are becoming an epidemic. Lawyers file class-action lawsuits at the first hint that employees worked “off the clock,” either before the workday started or by working through parts of their unpaid lunch periods.
There’s a simple way to avoid problems: Instead of providing an unpaid lunch period, provide a 30-minute break that’s part of the day’s eight-hour work period. In other words, pay for the time.
That way, employees can’t come back later and claim they worked through their lunch periods and should be paid. Work or eat, it’s all the same when the time is paid time.
Recent case: John Millington sued his former employer after he lost his job, alleging he hadn’t been paid for some of the time he spent working. He had performed his job in the field, so it was difficult for the employer to account for all his actual time. Included in his tally were many hours he allegedly worked while on his 30-minute lunch break.
But the court tossed out his case when the employer explained all lunch periods were fully paid no matter what the employees did during lunch. Plus, the paid lunch counted toward the 40-hour workweek. (Millington v. Morrow County Board of Commissioners, No. 2:06-CV-347, SD OH, 2007)
Final note: Just saying no to overtime isn’t enough. If the employee worked overtime and your organization benefited from that work, you have to pay for it—whether or not you wanted him to work.
How should you handle “voluntary” overtime?
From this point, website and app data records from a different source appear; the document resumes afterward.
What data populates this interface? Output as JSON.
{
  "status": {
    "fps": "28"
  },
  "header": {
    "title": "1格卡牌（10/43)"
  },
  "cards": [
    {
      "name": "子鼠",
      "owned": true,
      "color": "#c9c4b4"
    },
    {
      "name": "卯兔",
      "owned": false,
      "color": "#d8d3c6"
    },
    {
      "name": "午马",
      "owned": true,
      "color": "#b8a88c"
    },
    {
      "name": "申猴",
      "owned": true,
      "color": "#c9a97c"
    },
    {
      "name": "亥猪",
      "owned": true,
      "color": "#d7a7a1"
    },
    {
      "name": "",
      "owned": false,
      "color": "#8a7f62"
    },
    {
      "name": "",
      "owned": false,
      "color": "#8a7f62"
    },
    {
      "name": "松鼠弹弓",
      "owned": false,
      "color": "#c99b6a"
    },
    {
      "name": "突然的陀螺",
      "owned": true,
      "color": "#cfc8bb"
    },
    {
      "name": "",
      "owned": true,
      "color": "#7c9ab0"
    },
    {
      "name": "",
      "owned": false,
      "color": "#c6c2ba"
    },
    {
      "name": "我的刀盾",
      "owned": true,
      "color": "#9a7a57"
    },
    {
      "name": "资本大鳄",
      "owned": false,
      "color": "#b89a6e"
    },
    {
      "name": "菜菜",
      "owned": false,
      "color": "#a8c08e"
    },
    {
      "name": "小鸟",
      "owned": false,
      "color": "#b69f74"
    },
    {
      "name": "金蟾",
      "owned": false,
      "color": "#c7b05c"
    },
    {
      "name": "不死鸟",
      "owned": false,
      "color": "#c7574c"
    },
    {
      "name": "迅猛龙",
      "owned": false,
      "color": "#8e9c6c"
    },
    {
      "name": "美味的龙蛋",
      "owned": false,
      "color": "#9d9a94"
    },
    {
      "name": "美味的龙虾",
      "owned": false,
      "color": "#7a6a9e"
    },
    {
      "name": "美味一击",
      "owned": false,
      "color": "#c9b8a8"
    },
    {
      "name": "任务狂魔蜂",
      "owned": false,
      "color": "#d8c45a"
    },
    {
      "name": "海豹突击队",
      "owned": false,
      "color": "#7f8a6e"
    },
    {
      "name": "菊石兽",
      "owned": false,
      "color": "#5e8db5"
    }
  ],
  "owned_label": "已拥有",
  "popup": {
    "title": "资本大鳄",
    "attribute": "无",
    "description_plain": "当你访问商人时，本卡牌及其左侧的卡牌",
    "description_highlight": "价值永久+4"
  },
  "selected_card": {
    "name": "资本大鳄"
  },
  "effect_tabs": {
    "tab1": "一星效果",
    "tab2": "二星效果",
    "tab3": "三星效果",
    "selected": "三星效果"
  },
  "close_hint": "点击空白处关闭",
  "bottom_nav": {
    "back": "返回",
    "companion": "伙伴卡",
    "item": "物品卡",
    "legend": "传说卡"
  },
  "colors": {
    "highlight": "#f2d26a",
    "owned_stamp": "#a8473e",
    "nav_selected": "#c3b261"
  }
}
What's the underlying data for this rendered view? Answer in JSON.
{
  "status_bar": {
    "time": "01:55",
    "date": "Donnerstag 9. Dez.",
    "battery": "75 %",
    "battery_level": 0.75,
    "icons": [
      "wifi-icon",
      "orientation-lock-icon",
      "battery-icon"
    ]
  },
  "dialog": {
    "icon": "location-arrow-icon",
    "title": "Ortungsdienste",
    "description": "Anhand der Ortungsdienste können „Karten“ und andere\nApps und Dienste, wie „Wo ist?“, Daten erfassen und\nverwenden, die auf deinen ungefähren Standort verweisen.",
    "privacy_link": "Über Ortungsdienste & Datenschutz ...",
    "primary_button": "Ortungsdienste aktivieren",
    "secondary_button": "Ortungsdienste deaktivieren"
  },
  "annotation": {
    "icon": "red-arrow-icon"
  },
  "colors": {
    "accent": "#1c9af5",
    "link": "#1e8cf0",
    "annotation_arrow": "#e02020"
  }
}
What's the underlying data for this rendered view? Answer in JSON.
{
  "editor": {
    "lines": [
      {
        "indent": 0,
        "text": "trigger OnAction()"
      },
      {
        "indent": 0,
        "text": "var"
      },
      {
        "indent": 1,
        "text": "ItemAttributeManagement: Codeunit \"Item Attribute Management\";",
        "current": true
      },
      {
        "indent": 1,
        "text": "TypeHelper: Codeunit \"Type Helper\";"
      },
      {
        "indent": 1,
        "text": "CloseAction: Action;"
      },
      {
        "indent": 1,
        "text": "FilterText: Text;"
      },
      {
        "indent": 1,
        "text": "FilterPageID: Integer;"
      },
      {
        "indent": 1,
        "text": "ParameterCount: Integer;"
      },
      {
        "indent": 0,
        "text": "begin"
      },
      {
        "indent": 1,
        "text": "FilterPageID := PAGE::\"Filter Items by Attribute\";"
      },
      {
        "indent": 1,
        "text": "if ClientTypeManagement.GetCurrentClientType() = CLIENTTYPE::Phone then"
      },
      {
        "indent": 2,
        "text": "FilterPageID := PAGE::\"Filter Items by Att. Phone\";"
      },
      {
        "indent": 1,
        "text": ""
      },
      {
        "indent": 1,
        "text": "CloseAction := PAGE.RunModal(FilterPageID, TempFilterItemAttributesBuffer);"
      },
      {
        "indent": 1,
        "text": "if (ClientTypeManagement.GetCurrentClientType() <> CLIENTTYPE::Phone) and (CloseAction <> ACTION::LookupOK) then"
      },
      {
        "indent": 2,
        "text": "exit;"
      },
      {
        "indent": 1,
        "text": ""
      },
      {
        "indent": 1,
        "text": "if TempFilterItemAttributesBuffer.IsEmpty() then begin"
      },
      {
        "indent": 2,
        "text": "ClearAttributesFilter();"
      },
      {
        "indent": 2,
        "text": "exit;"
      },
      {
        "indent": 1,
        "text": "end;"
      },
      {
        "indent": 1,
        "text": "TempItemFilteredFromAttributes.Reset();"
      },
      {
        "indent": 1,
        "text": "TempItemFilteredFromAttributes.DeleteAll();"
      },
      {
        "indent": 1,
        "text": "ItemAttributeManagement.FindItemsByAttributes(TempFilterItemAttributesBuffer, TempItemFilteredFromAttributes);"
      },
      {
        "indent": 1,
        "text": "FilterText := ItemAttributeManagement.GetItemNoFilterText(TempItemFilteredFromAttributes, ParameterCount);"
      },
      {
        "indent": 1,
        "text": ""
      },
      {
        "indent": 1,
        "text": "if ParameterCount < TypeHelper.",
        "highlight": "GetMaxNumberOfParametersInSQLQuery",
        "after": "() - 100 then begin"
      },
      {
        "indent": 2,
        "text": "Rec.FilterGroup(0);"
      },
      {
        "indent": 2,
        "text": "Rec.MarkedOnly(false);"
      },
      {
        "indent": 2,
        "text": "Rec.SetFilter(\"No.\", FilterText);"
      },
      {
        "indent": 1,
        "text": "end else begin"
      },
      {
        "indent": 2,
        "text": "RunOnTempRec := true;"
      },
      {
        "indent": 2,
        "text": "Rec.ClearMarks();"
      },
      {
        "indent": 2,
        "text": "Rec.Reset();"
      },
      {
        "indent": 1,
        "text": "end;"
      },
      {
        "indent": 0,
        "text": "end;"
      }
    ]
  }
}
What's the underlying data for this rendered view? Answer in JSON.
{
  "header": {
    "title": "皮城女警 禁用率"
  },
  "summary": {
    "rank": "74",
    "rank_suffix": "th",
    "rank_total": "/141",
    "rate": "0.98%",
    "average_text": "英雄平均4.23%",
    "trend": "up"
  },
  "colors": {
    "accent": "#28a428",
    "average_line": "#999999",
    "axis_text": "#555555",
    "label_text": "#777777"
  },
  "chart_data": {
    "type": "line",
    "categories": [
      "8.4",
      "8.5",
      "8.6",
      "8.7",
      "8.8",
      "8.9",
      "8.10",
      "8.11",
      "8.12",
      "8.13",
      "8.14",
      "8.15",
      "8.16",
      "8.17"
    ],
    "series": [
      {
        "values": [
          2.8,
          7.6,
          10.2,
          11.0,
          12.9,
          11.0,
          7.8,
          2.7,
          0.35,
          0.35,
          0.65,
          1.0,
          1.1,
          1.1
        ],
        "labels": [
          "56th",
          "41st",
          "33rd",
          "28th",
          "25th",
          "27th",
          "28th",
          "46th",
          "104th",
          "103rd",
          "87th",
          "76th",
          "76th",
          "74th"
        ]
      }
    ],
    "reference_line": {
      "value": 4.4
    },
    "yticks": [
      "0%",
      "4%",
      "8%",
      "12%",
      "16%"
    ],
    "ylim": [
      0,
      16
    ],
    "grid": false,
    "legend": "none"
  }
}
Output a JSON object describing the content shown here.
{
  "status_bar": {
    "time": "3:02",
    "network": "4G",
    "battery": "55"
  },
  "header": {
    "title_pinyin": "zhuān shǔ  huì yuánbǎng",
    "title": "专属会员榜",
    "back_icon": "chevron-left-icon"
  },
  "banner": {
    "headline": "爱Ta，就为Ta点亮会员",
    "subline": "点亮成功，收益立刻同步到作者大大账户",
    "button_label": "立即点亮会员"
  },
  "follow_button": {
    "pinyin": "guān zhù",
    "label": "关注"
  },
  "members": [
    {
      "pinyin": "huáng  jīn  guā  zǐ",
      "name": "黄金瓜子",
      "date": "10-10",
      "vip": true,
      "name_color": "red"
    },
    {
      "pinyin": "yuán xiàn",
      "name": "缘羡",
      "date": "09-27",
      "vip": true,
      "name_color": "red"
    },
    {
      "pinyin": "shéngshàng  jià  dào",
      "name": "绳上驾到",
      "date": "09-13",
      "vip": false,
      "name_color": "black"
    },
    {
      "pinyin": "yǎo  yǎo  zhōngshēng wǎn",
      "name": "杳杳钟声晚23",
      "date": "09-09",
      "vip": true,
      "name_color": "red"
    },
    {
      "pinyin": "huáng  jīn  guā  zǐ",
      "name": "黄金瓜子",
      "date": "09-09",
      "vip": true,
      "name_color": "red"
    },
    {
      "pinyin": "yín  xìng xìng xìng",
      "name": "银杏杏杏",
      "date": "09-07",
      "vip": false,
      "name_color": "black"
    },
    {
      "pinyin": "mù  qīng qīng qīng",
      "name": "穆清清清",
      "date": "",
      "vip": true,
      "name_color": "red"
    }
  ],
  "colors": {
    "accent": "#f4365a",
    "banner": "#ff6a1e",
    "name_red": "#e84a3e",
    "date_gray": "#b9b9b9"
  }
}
You can and should discipline employees who work more hours than you authorize. Just don’t do it by withholding their pay for those extra hours.